Saturday, April 29, 2006


My gardenias came into bloom last week. I have a love-hate relationship with them. I love them because they're low-maintanence, elegant plants with beautiful, pinwheel-like flowers and an exotic, tropical, seductive smell. I hate them because more than a few moments in the same room with them can be too much. (I have a bunch sitting less than a foot from me as I type, and I have breathe through my mouth.) As they bloom then decline, their scent goes from exotic to just plain slatternly and strident. What's more, they don't drop, and I have to deadhead them daily or my bushes are covered in brown, gnarly-smelling blossoms.
As white flowers that bloom during the dry period, they're also constantly under attack by scale and the subsequent black soot. (Scales, tiny insects whose excretions create the ideal medium for black, sooty mold, are attracted to white flowers, particularly magnolias and gardenias.) It's fairly easy to deal with the disease, though: Soap spray and a blast from my watering gun.
Interestingly, I bought two (genetically) identical bushes (grafted Miami Supreme) two years ago. One gets a lot more sun, and seems to suffer more from the scale and mold than the other, which is in partial shade. What's more, the one in more shade is generally healthier (thicker trunk, fuller shape), with deep green leaves and abundant blooms.

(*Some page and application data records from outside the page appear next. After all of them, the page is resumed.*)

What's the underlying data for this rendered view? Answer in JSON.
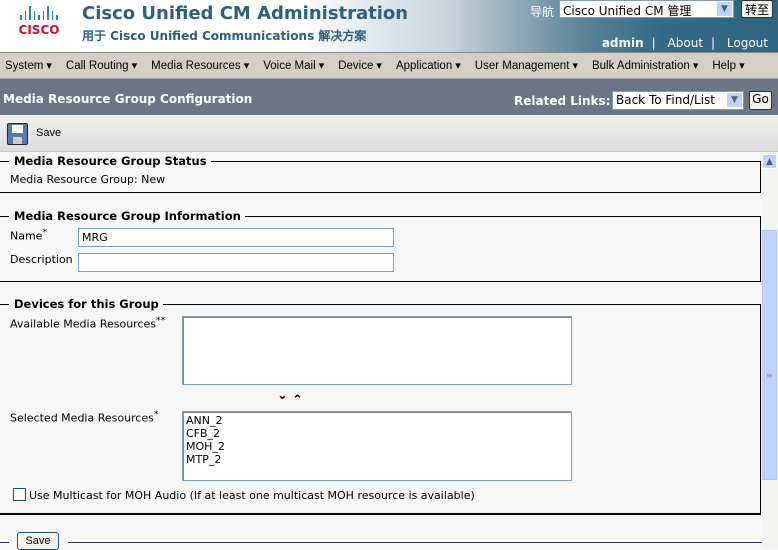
{
  "header": {
    "logo_text": "CISCO",
    "title": "Cisco Unified CM Administration",
    "subtitle": "用于 Cisco Unified Communications 解决方案",
    "nav_label": "导航",
    "nav_select": "Cisco Unified CM 管理",
    "goto_button": "转至",
    "user": "admin",
    "about": "About",
    "logout": "Logout"
  },
  "menu": [
    "System",
    "Call Routing",
    "Media Resources",
    "Voice Mail",
    "Device",
    "Application",
    "User Management",
    "Bulk Administration",
    "Help"
  ],
  "titlebar": {
    "title": "Media Resource Group Configuration",
    "related_links_label": "Related Links:",
    "related_links_value": "Back To Find/List",
    "go_button": "Go"
  },
  "toolbar": {
    "save_label": "Save"
  },
  "status": {
    "legend": "Media Resource Group Status",
    "text": "Media Resource Group: New"
  },
  "info": {
    "legend": "Media Resource Group Information",
    "name_label": "Name",
    "required_mark": "*",
    "name_value": "MRG",
    "description_label": "Description",
    "description_value": ""
  },
  "devices": {
    "legend": "Devices for this Group",
    "available_label": "Available Media Resources",
    "available_mark": "**",
    "available_items": [],
    "move_down": "⌄",
    "move_up": "⌃",
    "selected_label": "Selected Media Resources",
    "selected_mark": "*",
    "selected_items": [
      "ANN_2",
      "CFB_2",
      "MOH_2",
      "MTP_2"
    ],
    "multicast_label": "Use Multicast for MOH Audio (If at least one multicast MOH resource is available)",
    "multicast_checked": false
  },
  "footer": {
    "save_button": "Save"
  }
}
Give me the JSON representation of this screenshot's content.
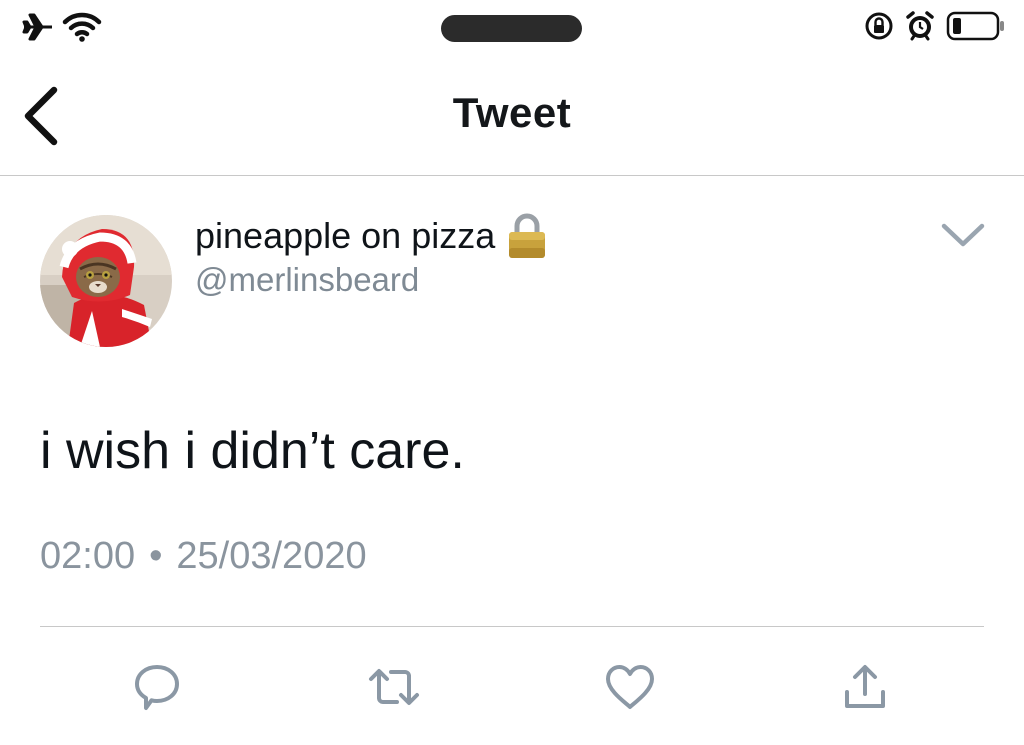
{
  "status_bar": {
    "left_icons": [
      "airplane-icon",
      "wifi-icon"
    ],
    "right_icons": [
      "orientation-lock-icon",
      "alarm-icon",
      "battery-icon"
    ]
  },
  "nav": {
    "back_icon": "chevron-left-icon",
    "title": "Tweet"
  },
  "tweet": {
    "display_name": "pineapple on pizza",
    "protected_icon": "lock-icon",
    "handle": "@merlinsbeard",
    "menu_icon": "chevron-down-icon",
    "text": "i wish i didn’t care.",
    "time": "02:00",
    "separator": "•",
    "date": "25/03/2020"
  },
  "actions": [
    {
      "name": "reply",
      "icon": "reply-icon"
    },
    {
      "name": "retweet",
      "icon": "retweet-icon"
    },
    {
      "name": "like",
      "icon": "heart-icon"
    },
    {
      "name": "share",
      "icon": "share-icon"
    }
  ],
  "colors": {
    "text_primary": "#0f1419",
    "text_secondary": "#7f8a94",
    "icon_grey": "#8b98a5",
    "divider": "#c8c8c8",
    "lock_gold": "#c8a23c"
  }
}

Supposedly gardenias should be planted in full sun, but my experience indicates otherwise.

1 comment:

Anonymous said...

Thank you for your observations of your gardenia plants. I am having trouble growing healthy plants and I will try your suggestions.
Anne Michelle Johal: New Zealand